I have been thinking a lot about memory lately. Considering why some moments remain vivid, while others fade slowly away. There are whole years of my life from which I do not retain a single memory. And this bothers me.
My mother’s memory dissipated in chunks. The first thing that went was short term memory, which sometimes led to hilarious and frustrating encounters. For example, she would ask the same question, “Do you want onions on your salad?” five times and not remember that she’d asked it. But then she could remember things from forty or fifty years prior perfectly clearly.

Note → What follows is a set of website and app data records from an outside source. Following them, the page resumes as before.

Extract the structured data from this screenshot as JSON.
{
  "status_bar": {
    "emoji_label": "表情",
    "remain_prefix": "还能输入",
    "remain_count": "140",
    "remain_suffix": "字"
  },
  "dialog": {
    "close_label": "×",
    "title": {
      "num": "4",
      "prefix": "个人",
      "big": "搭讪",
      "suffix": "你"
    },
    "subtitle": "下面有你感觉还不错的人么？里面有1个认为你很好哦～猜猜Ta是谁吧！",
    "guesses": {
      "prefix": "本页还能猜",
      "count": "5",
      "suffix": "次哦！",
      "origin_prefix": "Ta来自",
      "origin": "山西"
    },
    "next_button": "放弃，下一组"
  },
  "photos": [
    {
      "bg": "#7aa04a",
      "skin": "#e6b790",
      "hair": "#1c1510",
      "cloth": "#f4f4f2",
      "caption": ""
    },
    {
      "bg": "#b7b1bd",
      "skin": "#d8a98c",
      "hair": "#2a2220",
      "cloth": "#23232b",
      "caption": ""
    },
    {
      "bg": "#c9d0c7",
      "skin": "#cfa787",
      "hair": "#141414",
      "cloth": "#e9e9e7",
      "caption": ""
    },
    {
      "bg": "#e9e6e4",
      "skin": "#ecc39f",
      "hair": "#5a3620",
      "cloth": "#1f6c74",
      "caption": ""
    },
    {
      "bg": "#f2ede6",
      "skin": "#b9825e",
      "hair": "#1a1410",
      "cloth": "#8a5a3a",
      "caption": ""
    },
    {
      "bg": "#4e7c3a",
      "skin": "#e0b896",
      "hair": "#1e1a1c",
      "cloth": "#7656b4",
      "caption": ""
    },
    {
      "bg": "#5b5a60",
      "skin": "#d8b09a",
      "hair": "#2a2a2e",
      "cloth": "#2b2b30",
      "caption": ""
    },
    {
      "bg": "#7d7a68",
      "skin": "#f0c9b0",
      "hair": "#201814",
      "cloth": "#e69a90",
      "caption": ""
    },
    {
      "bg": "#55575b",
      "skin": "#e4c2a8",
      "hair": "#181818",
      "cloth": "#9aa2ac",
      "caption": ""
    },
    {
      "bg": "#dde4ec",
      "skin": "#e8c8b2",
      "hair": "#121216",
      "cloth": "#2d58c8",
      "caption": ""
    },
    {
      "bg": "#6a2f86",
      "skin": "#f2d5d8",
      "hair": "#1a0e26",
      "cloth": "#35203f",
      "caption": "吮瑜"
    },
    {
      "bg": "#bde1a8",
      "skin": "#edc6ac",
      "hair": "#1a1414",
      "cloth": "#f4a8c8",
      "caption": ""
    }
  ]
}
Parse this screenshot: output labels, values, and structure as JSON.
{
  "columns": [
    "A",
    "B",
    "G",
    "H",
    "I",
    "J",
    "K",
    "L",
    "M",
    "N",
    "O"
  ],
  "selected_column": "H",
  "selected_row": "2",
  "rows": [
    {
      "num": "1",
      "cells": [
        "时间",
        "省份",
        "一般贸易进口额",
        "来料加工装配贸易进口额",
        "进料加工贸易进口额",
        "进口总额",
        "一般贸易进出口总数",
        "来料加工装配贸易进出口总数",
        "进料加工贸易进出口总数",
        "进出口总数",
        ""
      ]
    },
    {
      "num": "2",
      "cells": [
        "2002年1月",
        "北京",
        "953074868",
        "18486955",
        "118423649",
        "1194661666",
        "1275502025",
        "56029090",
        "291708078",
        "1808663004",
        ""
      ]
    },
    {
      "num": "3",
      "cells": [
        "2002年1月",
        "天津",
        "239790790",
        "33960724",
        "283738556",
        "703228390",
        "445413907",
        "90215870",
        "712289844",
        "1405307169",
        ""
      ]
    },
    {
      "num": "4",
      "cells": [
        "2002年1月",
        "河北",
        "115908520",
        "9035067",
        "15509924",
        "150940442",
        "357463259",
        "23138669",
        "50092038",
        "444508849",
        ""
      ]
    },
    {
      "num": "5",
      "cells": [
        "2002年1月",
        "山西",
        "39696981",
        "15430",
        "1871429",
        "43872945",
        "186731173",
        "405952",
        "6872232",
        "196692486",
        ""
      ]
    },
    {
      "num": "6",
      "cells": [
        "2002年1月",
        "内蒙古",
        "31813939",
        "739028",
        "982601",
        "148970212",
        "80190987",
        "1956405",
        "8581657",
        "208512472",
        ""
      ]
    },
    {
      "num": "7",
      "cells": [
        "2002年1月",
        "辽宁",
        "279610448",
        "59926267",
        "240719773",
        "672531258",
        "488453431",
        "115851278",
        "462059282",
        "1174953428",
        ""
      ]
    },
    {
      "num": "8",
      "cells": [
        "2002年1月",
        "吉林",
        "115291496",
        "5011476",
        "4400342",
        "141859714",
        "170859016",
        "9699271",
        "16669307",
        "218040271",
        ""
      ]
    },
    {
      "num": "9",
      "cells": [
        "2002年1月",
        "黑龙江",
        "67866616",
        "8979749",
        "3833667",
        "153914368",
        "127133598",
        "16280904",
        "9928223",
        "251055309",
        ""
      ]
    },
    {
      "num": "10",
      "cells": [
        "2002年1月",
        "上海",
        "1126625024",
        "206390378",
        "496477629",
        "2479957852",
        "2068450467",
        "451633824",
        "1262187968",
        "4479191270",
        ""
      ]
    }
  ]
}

Toward the end, my mother didn’t seem to recognize any of us on a consistent basis. During my last visit, she would ask me, “When is Erin coming to see me?” I began to feel like a ghost, but I wonder if my current physicality just didn’t match the daughter she remembered, the blond-haired colt of a girl whose pants were always too short.
Why do some things hold in our memories when others go? Was it less painful for my mother to think of me as the young girl she could dress in nice clothes and whose hair was consistently combed? Was her memory loss entirely organic or was there something else involved? And why, oh why, can I remember so little from certain periods of my life? What have I put into storage and then thrown away the key?
The first poem of Every Atom includes the lines: “The world we are born into / is not the one that clings to us as we leave.” We change the world by moving through it, by the stories we choose to tell, by the ever-widening ripples of our actions. Sometimes, I go back through old notebooks to remind myself of what my world contained during different times. Sometimes, I go back through old notebooks to remind myself who I was in those worlds.
Sometimes I don’t recognize any of it. But there it is, in my own handwriting, like a river ebbing and pulsing, continual and irreversible.